As for the money had and received claim, Unrath argues that the plaintiffs failed to allege any facts suggesting Madison County retained any money as a result of Bathon’s tax-buying system.
“Put simply, no money was ‘had,’ nor was any ‘received,’” he wrote
Madison County asserts that it received no benefits from Bathon’s conduct.
“For each putative class member, a determination of Madison County’s liability for money had and received cannot be made without an evaluation of whether Madison County retained funds from the individual absent class member’s payment of allegedly excessive penalty rates," Unrath wrote.
“This is especially true in this case where, as a matter of practice and as plaintiffs concede, Madison County did not retain money paid due to the allegedly excessive penalty rates but would have simply passed that money on to the tax buyers."

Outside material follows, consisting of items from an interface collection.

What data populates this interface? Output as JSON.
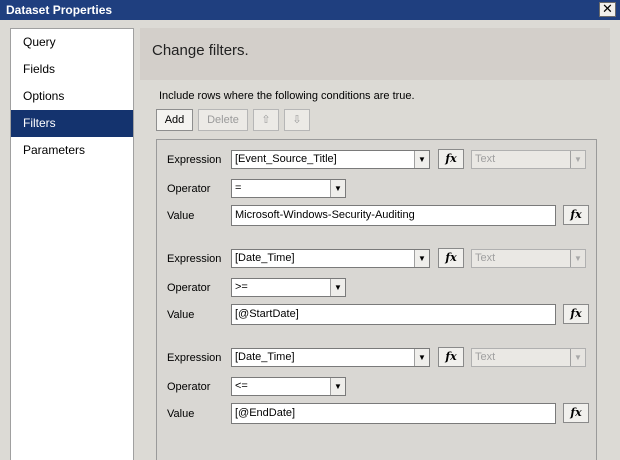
{
  "window": {
    "title": "Dataset Properties",
    "close_glyph": "✕"
  },
  "sidebar": {
    "items": [
      {
        "label": "Query",
        "selected": false
      },
      {
        "label": "Fields",
        "selected": false
      },
      {
        "label": "Options",
        "selected": false
      },
      {
        "label": "Filters",
        "selected": true
      },
      {
        "label": "Parameters",
        "selected": false
      }
    ]
  },
  "header": {
    "title": "Change filters."
  },
  "instruction": "Include rows where the following conditions are true.",
  "toolbar": {
    "add_label": "Add",
    "delete_label": "Delete",
    "move_up_glyph": "⇧",
    "move_down_glyph": "⇩"
  },
  "labels": {
    "expression": "Expression",
    "operator": "Operator",
    "value": "Value",
    "fx": "fx"
  },
  "filters": [
    {
      "expression": "[Event_Source_Title]",
      "type": "Text",
      "operator": "=",
      "value": "Microsoft-Windows-Security-Auditing"
    },
    {
      "expression": "[Date_Time]",
      "type": "Text",
      "operator": ">=",
      "value": "[@StartDate]"
    },
    {
      "expression": "[Date_Time]",
      "type": "Text",
      "operator": "<=",
      "value": "[@EndDate]"
    }
  ],
  "colors": {
    "title_bar": "#1f3f7f",
    "selected_nav": "#14336e",
    "dialog_bg": "#dcdad5"
  }
}
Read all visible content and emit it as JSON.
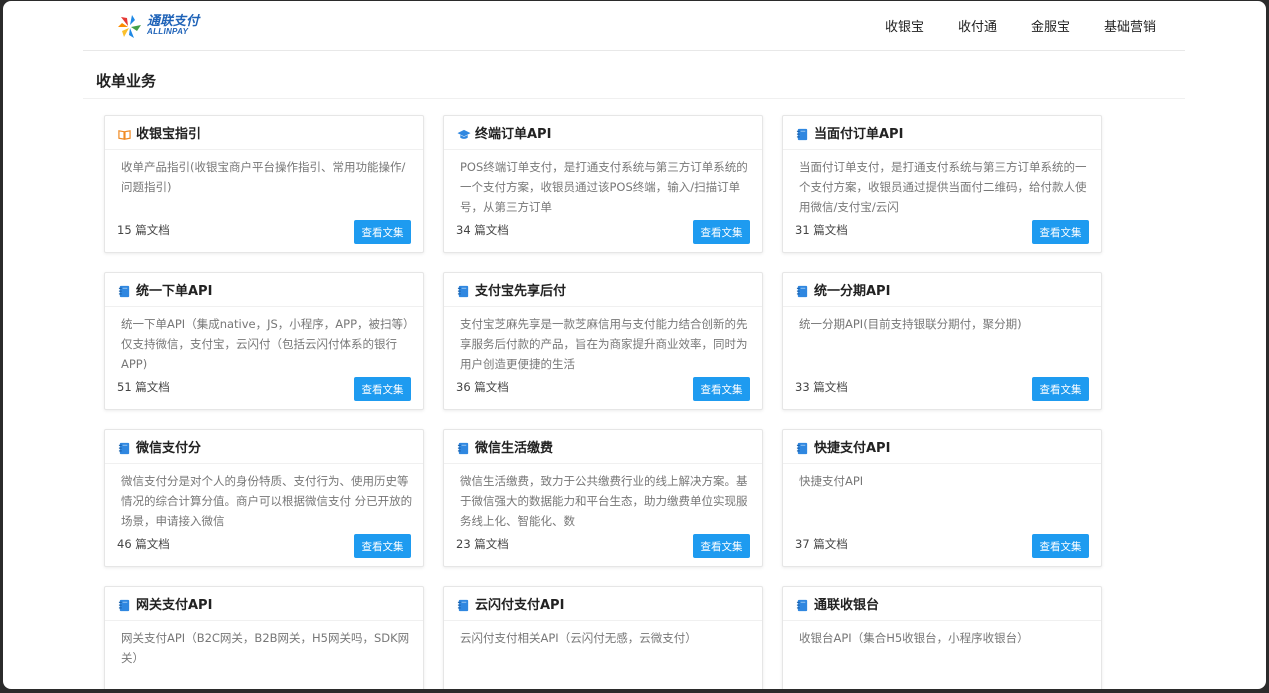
{
  "brand": {
    "name_cn": "通联支付",
    "name_en": "ALLINPAY"
  },
  "nav": [
    {
      "label": "收银宝"
    },
    {
      "label": "收付通"
    },
    {
      "label": "金服宝"
    },
    {
      "label": "基础营销"
    }
  ],
  "section": {
    "title": "收单业务"
  },
  "button_label": "查看文集",
  "colors": {
    "primary_button": "#1e9bf0",
    "book_icon_orange": "#f08a24",
    "icon_blue": "#2f87e0"
  },
  "cards": [
    {
      "title": "收银宝指引",
      "icon": "open-book-icon",
      "desc": "收单产品指引(收银宝商户平台操作指引、常用功能操作/问题指引)",
      "count": "15 篇文档"
    },
    {
      "title": "终端订单API",
      "icon": "graduation-cap-icon",
      "desc": "POS终端订单支付，是打通支付系统与第三方订单系统的一个支付方案，收银员通过该POS终端，输入/扫描订单号，从第三方订单",
      "count": "34 篇文档"
    },
    {
      "title": "当面付订单API",
      "icon": "notebook-icon",
      "desc": "当面付订单支付，是打通支付系统与第三方订单系统的一个支付方案，收银员通过提供当面付二维码，给付款人使用微信/支付宝/云闪",
      "count": "31 篇文档"
    },
    {
      "title": "统一下单API",
      "icon": "notebook-icon",
      "desc": "统一下单API（集成native，JS，小程序，APP，被扫等）仅支持微信，支付宝，云闪付（包括云闪付体系的银行APP)",
      "count": "51 篇文档"
    },
    {
      "title": "支付宝先享后付",
      "icon": "notebook-icon",
      "desc": "支付宝芝麻先享是一款芝麻信用与支付能力结合创新的先享服务后付款的产品，旨在为商家提升商业效率，同时为用户创造更便捷的生活",
      "count": "36 篇文档"
    },
    {
      "title": "统一分期API",
      "icon": "notebook-icon",
      "desc": "统一分期API(目前支持银联分期付，聚分期)",
      "count": "33 篇文档"
    },
    {
      "title": "微信支付分",
      "icon": "notebook-icon",
      "desc": "微信支付分是对个人的身份特质、支付行为、使用历史等情况的综合计算分值。商户可以根据微信支付 分已开放的场景，申请接入微信",
      "count": "46 篇文档"
    },
    {
      "title": "微信生活缴费",
      "icon": "notebook-icon",
      "desc": "微信生活缴费，致力于公共缴费行业的线上解决方案。基于微信强大的数据能力和平台生态，助力缴费单位实现服务线上化、智能化、数",
      "count": "23 篇文档"
    },
    {
      "title": "快捷支付API",
      "icon": "notebook-icon",
      "desc": "快捷支付API",
      "count": "37 篇文档"
    },
    {
      "title": "网关支付API",
      "icon": "notebook-icon",
      "desc": "网关支付API（B2C网关，B2B网关，H5网关吗，SDK网关）",
      "count": ""
    },
    {
      "title": "云闪付支付API",
      "icon": "notebook-icon",
      "desc": "云闪付支付相关API（云闪付无感，云微支付）",
      "count": ""
    },
    {
      "title": "通联收银台",
      "icon": "notebook-icon",
      "desc": "收银台API（集合H5收银台，小程序收银台）",
      "count": ""
    }
  ]
}
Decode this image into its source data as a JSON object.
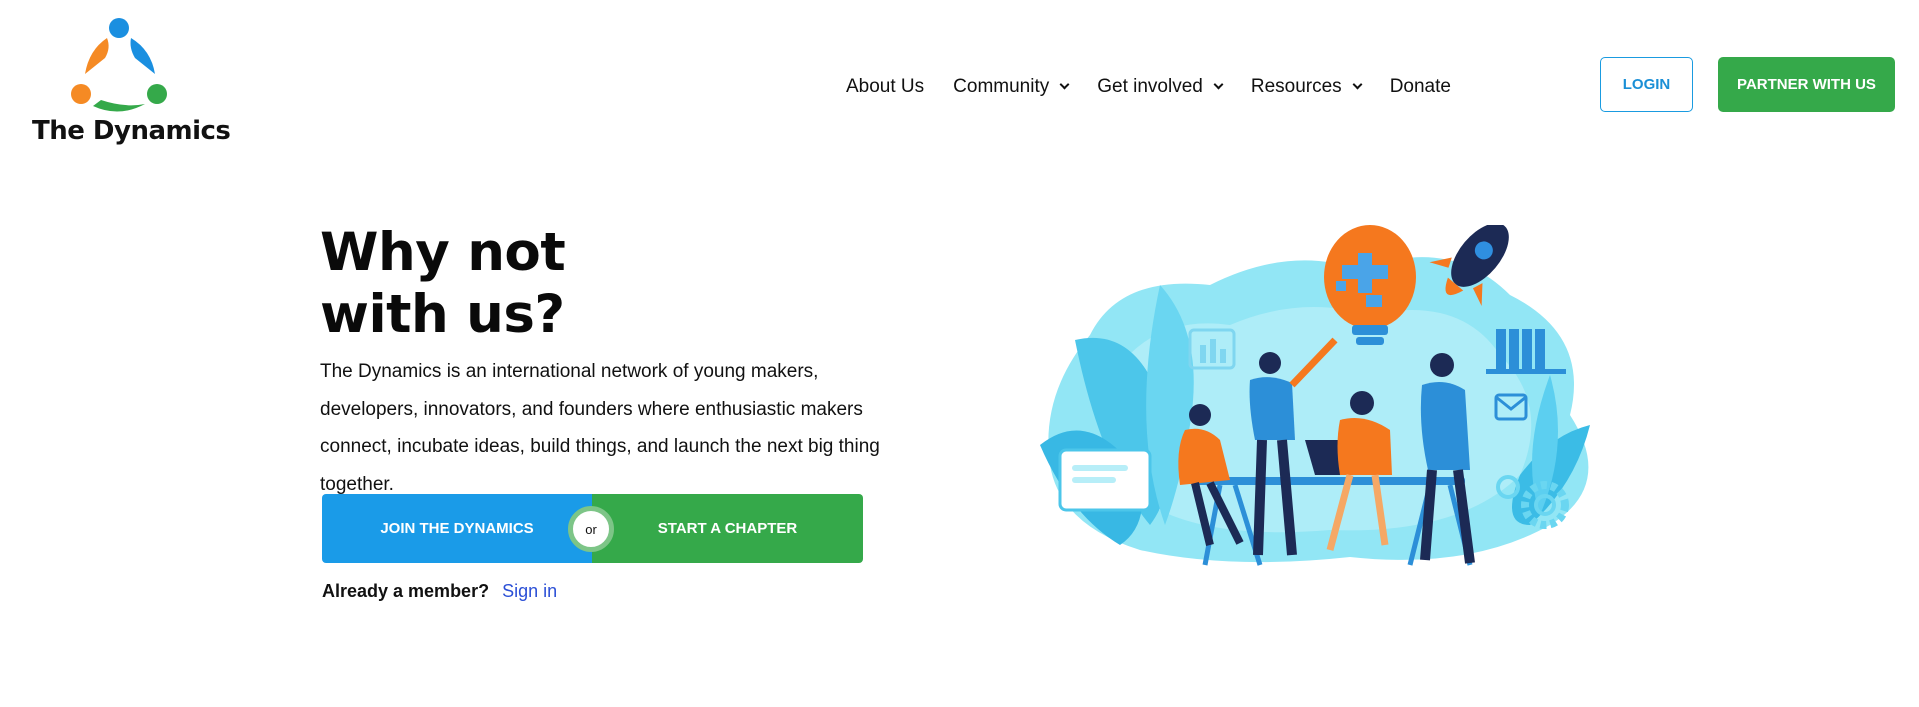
{
  "brand": {
    "name": "The Dynamics",
    "colors": {
      "blue": "#1a9be8",
      "orange": "#f58a24",
      "green": "#35a94a"
    }
  },
  "nav": {
    "items": [
      {
        "label": "About Us",
        "has_dropdown": false
      },
      {
        "label": "Community",
        "has_dropdown": true
      },
      {
        "label": "Get involved",
        "has_dropdown": true
      },
      {
        "label": "Resources",
        "has_dropdown": true
      },
      {
        "label": "Donate",
        "has_dropdown": false
      }
    ]
  },
  "header_actions": {
    "login_label": "LOGIN",
    "partner_label": "PARTNER WITH US"
  },
  "hero": {
    "title_line1": "Why not",
    "title_line2": "with us?",
    "description": "The Dynamics is an international network of young makers, developers, innovators, and founders where enthusiastic makers connect, incubate ideas, build things, and launch the next big thing together.",
    "join_label": "JOIN THE DYNAMICS",
    "or_label": "or",
    "chapter_label": "START A CHAPTER",
    "member_prompt": "Already a member?",
    "signin_label": "Sign in"
  },
  "illustration": {
    "icon": "team-brainstorm-illustration"
  }
}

Both defendants contend class representatives Scott Bueker, Virgil Straeter and Richeson Real Estate bore the burden of demonstrating that class certification was proper, which they failed to do, the petitions state.
“Plaintiffs neglected to provide any discussion or analysis as to how damages could be tried or determined. The reason for this oversight is readily apparent – the individualized nature of damages so predominates over any common issues that class certification is improper,” Unrath wrote.
The defendants reiterate that in order to determine damages and causation, the court would have to conduct an “extensive” analysis into every single parcel of land and every single tax sale.
“Plaintiffs neglected to provide any discussion or analysis as to how damages could be tried or determined and the trial court could not come up with a plan on its own
Instead, it said it is satisfied that an appropriate method can be reached. If this class is to be certified, litigants have a right to know how damages will be calculated,” Foley’s petition states.
Additionally, they accuse the three plaintiffs of being inadequate class representatives, arguing that none of them had delinquent taxes for all of the appropriate years and did not have taxes purchased by all of the named defendants.
“Moreover, as part of this action, Straeter wants to challenge his property tax assessments and recover some of the underlying property taxes he paid on his property," the petitions state. "This makes Straeter’s claim significantly different from those of absent class members."
Because Foley is accused as a tax buyer participating in Bathon’s scheme, his petition specifically argues that claims against him cannot be proven on a class-wide basis, meaning class certification should not have been approved.
“As a consequence, allowing certification of the claims against Mr. Foley without this primary showing (and exposing Mr. Foley to the burdens and expenses associated with a certified class) violates basic notions of fairness and justice,” Unrath wrote.